Executive MBA students have an opportunity to take the International Field Study (IFS, elective course, 2 credit) during summer break in July, through which they can choose one country among major Western countries including Spain, Paris, and United States, based on its industrial significance. This course is intended to provide students with deep understanding on culture, economy, and society of the country where students visit. Students will attend lectures, visit various local or multicultural companies, and perform final presentation based on what they have learned from company visits and lectures.
GNAM Week is a week of advanced study sessions (elective course, 3 credits) simultaneously run in the member universities of the Global Network for Advanced Management (GNAM), a network of world-class business schools including Yale University and LSE. Each university gets to choose a topic that aligns with the country and region’s characteristics.
In-depth lectures and team projects are conducted based on these topics, focusing on the country’s economic and management-related issues. Students also have opportunities to visit the representative companies and institutions of each nation and to take part in cultural programs, which help them deepen their understanding of the culture and tradition of each country.

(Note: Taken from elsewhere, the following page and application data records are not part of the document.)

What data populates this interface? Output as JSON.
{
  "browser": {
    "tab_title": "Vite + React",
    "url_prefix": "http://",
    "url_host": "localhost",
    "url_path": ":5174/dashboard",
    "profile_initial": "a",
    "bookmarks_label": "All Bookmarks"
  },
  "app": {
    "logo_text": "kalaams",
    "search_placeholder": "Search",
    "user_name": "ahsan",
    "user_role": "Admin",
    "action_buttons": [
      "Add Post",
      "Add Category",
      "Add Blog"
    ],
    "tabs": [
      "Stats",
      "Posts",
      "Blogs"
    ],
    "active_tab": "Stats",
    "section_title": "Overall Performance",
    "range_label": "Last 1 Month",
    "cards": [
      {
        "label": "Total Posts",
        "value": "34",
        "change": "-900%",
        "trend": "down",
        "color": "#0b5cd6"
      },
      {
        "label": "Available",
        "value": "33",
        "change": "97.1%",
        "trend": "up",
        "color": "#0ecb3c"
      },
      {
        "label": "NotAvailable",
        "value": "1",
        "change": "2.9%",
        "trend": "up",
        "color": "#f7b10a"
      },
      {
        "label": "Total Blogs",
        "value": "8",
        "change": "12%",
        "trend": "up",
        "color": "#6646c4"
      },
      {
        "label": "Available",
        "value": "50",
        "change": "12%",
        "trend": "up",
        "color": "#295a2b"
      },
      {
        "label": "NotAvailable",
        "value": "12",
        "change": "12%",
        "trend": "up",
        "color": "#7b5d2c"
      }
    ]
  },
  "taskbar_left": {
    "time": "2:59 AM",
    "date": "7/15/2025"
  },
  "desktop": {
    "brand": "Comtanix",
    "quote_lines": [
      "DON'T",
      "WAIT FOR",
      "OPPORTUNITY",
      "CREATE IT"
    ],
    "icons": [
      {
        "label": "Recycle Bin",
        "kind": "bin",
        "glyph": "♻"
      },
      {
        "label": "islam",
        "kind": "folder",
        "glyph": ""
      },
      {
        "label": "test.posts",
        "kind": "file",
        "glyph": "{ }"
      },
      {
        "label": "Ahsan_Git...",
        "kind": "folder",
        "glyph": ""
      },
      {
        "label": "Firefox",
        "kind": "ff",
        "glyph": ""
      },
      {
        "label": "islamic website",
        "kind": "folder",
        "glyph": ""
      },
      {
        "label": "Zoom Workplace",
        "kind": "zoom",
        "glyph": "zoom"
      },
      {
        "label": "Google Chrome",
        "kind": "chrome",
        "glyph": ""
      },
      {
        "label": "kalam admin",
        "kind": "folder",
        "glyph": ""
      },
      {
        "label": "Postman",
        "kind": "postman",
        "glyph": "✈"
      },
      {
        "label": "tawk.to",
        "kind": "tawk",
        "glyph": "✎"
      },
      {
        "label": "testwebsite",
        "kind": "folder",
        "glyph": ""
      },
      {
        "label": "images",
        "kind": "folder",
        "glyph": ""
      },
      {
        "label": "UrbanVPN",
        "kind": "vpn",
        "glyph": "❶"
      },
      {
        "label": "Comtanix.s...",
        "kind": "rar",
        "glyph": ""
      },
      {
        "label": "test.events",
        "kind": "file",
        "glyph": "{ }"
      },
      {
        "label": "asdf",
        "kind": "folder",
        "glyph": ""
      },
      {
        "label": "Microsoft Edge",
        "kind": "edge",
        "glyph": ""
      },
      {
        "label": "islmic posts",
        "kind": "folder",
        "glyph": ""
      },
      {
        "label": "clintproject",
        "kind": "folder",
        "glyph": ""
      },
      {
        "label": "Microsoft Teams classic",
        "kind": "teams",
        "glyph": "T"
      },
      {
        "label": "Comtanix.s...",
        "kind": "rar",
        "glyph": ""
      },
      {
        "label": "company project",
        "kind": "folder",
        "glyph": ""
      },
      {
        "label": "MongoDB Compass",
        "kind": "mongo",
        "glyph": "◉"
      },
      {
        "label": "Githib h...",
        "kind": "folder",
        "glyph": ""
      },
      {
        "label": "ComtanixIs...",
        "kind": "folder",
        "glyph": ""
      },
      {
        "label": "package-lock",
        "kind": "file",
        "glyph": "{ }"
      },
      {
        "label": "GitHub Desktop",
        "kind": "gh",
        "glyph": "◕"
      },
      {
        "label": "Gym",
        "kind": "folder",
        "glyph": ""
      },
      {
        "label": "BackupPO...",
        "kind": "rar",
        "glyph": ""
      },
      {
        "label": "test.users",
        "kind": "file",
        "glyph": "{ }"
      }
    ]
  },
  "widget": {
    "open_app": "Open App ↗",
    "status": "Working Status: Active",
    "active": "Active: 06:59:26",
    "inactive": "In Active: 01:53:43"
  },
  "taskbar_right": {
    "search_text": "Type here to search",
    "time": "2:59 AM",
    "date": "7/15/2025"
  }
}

The Doing Business in Korea (DBiK) is the representative global program of the SNU MBA, through which SNU invites MBA students from major partner universities, including UCLA, New York University, University of Toronto and Singapore Management University, to introduce them to the characteristic management strategies of Korean companies as well as the Korean economic development model. It is held for a week every August (elective course, 3 credits) and consists of special lectures given by SNU faculty members and prominent business figures, visits to companies, cultural experience programs and team projects. International participants can learn about the unique Korean development model from the political, societal, and management-related perspective while SNU MBA students can gain an objective viewpoint towards Korea’s current economic situation and the characteristic Korean style of corporate management. Through team projects, where Korean and international MBA students form a team to propose ideas to introduce overseas company (services) into Korea, students get to apply management theories such as feasibility studies and localization strategies of global conglomerates into the actual Korean business model, which makes the DBiK program very popular among MBA students around the world every year.